> Task brief:
Repeat the records. Each line must match exactly.

[[ Records supplied open ]]

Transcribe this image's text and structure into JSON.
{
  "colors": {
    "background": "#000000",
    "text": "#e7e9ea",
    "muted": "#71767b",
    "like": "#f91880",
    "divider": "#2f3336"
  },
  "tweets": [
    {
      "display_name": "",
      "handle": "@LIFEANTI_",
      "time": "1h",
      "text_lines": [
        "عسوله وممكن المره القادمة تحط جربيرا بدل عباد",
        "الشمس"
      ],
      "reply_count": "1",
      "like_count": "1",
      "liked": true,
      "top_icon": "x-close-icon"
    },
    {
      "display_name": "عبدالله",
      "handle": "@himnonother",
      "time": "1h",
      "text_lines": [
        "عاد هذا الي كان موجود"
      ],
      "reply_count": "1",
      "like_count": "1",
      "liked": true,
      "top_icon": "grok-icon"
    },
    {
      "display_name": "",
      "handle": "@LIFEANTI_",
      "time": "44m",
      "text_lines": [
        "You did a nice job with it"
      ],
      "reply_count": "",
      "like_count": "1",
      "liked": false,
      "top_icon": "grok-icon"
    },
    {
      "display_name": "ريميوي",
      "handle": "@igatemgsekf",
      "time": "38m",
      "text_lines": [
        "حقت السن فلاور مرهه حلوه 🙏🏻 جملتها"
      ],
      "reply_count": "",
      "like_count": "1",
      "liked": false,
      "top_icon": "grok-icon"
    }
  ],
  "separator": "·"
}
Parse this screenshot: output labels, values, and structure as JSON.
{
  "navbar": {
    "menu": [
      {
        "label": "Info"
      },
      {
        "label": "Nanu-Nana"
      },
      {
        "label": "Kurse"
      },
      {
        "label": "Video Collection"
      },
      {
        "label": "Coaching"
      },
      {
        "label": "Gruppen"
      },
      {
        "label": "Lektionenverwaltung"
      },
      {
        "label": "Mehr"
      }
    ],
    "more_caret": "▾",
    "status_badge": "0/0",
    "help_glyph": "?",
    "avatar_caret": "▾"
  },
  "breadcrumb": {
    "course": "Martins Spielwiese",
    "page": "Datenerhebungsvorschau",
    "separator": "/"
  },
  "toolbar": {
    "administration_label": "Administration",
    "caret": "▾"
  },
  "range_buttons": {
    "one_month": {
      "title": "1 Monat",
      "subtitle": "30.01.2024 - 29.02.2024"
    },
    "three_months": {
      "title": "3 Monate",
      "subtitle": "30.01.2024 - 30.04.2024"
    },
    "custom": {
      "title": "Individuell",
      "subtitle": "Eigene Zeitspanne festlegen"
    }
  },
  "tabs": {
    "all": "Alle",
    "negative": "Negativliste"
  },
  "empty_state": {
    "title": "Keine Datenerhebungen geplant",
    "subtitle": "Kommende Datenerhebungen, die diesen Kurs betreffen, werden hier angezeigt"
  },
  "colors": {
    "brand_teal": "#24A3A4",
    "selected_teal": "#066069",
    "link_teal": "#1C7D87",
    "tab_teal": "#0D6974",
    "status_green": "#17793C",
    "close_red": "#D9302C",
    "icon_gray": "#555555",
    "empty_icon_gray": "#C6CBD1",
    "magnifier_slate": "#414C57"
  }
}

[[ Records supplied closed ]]

> Task result:
Transcribe this image's text and structure into JSON.
{
  "colors": {
    "background": "#000000",
    "text": "#e7e9ea",
    "muted": "#71767b",
    "like": "#f91880",
    "divider": "#2f3336"
  },
  "tweets": [
    {
      "display_name": "",
      "handle": "@LIFEANTI_",
      "time": "1h",
      "text_lines": [
        "عسوله وممكن المره القادمة تحط جربيرا بدل عباد",
        "الشمس"
      ],
      "reply_count": "1",
      "like_count": "1",
      "liked": true,
      "top_icon": "x-close-icon"
    },
    {
      "display_name": "عبدالله",
      "handle": "@himnonother",
      "time": "1h",
      "text_lines": [
        "عاد هذا الي كان موجود"
      ],
      "reply_count": "1",
      "like_count": "1",
      "liked": true,
      "top_icon": "grok-icon"
    },
    {
      "display_name": "",
      "handle": "@LIFEANTI_",
      "time": "44m",
      "text_lines": [
        "You did a nice job with it"
      ],
      "reply_count": "",
      "like_count": "1",
      "liked": false,
      "top_icon": "grok-icon"
    },
    {
      "display_name": "ريميوي",
      "handle": "@igatemgsekf",
      "time": "38m",
      "text_lines": [
        "حقت السن فلاور مرهه حلوه 🙏🏻 جملتها"
      ],
      "reply_count": "",
      "like_count": "1",
      "liked": false,
      "top_icon": "grok-icon"
    }
  ],
  "separator": "·"
}
Parse this screenshot: output labels, values, and structure as JSON.
{
  "navbar": {
    "menu": [
      {
        "label": "Info"
      },
      {
        "label": "Nanu-Nana"
      },
      {
        "label": "Kurse"
      },
      {
        "label": "Video Collection"
      },
      {
        "label": "Coaching"
      },
      {
        "label": "Gruppen"
      },
      {
        "label": "Lektionenverwaltung"
      },
      {
        "label": "Mehr"
      }
    ],
    "more_caret": "▾",
    "status_badge": "0/0",
    "help_glyph": "?",
    "avatar_caret": "▾"
  },
  "breadcrumb": {
    "course": "Martins Spielwiese",
    "page": "Datenerhebungsvorschau",
    "separator": "/"
  },
  "toolbar": {
    "administration_label": "Administration",
    "caret": "▾"
  },
  "range_buttons": {
    "one_month": {
      "title": "1 Monat",
      "subtitle": "30.01.2024 - 29.02.2024"
    },
    "three_months": {
      "title": "3 Monate",
      "subtitle": "30.01.2024 - 30.04.2024"
    },
    "custom": {
      "title": "Individuell",
      "subtitle": "Eigene Zeitspanne festlegen"
    }
  },
  "tabs": {
    "all": "Alle",
    "negative": "Negativliste"
  },
  "empty_state": {
    "title": "Keine Datenerhebungen geplant",
    "subtitle": "Kommende Datenerhebungen, die diesen Kurs betreffen, werden hier angezeigt"
  },
  "colors": {
    "brand_teal": "#24A3A4",
    "selected_teal": "#066069",
    "link_teal": "#1C7D87",
    "tab_teal": "#0D6974",
    "status_green": "#17793C",
    "close_red": "#D9302C",
    "icon_gray": "#555555",
    "empty_icon_gray": "#C6CBD1",
    "magnifier_slate": "#414C57"
  }
}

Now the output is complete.